Even in a wonderful occupation as gaming, too much of a good thing is bad.
At a bar, there’s nothing wrong with having a few drinks. However, that’s not an endorsement to get drunk every night. Well, the Internet on-line wasteland is leaving a black mark on gaming.
Proposition bets are tons of fun, but not when they start appearing in the worst-case scenarios. Anti-gaming activists such as Sen. John McCain feed upon the stupidity and vulgarity of non-sports related wagers, which compromise the integrity of the industry.
Las Vegas sports books, fortunately, will have nothing to do with this trash, but seeing odds on Michael Jordan gaining custody of his kids posted at some website harms an industry that prides itself on operating to the highest degree of credibility.
That’s not to mention assorted pools with odds tossed up on when famous individuals will die.
“Death pools are morbid, insensitive wagers which degrade the true morality of gambling,” said former Stardust race and sports book director Richard Saber. “Gambling on sports is a true science, no different than playing a game of chess. Wagering on whether someone lives or dies is something human beings should totally reject.”
The Jordan child custody bet (which thankfully may be moot since both parties have agreed to reconcile) is merely a tip of the iceberg. There are bets on candidates becoming the next Archbishop of Canterbury, wagers on whether Mike Tyson will win the World Wrestling Federation championship, and odds on whether the wife of the late Minnesota Vikings lineman Corey Stringer will win her civil lawsuit.
“Some of these stupid props are so vague that you can be a winner and not even know that you won,” Saber said. “That puts a bad rap on gambling everywhere.
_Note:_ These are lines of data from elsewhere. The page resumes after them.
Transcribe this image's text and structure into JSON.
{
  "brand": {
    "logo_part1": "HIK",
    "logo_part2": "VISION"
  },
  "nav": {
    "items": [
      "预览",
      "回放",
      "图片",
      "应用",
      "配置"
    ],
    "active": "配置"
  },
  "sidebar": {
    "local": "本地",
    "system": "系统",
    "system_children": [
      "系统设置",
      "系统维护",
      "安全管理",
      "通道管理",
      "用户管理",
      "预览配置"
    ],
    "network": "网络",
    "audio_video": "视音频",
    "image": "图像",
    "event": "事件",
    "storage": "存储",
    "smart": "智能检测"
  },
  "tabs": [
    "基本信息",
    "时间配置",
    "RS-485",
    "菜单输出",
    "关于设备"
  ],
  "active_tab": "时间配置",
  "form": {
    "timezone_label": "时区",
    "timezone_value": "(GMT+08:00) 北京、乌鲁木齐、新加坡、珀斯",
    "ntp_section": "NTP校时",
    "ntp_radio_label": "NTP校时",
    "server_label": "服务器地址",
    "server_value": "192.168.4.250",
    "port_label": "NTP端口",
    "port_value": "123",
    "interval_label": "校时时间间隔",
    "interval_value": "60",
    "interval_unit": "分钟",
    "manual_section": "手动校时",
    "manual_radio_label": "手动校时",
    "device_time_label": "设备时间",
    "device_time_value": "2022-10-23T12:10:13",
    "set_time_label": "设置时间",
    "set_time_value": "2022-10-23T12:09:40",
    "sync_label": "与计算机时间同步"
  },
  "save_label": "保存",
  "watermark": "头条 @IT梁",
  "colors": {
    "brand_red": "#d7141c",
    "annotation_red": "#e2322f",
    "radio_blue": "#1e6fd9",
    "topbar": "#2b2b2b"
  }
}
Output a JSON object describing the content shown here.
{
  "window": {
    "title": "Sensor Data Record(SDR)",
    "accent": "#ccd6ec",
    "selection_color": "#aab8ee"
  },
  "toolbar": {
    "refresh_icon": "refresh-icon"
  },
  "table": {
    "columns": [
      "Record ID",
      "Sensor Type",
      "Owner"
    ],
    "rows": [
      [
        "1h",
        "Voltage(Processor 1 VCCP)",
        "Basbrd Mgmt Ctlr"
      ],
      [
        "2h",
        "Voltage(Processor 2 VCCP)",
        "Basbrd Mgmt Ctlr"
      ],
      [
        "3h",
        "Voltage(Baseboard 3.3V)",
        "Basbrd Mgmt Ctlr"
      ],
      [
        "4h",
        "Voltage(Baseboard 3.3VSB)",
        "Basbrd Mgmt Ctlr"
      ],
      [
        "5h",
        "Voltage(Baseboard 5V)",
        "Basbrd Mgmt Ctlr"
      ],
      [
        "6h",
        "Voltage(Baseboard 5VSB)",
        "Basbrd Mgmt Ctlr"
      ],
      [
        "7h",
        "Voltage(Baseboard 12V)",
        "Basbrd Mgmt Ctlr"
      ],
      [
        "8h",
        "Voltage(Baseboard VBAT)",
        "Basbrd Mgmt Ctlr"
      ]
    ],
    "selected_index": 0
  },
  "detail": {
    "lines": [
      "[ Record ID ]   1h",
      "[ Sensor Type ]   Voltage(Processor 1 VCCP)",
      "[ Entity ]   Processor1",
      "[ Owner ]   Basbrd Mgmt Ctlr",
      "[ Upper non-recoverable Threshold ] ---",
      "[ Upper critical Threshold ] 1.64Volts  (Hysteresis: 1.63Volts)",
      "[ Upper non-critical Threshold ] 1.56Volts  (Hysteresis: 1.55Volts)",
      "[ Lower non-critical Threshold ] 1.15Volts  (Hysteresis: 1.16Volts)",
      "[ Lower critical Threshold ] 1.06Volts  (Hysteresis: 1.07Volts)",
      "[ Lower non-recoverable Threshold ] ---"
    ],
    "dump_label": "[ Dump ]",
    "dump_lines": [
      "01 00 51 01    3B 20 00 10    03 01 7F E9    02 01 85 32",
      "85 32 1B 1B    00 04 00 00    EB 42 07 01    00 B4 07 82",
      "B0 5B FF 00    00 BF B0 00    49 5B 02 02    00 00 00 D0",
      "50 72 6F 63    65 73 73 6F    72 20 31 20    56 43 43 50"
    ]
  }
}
When Nevada is under fire for college gambling, we should do everything to keep our industry as straight as possible.”
We need to police this industry a lot better, otherwise the NCAA and a growing number of Washington politicians will eventually have their way and ban it all.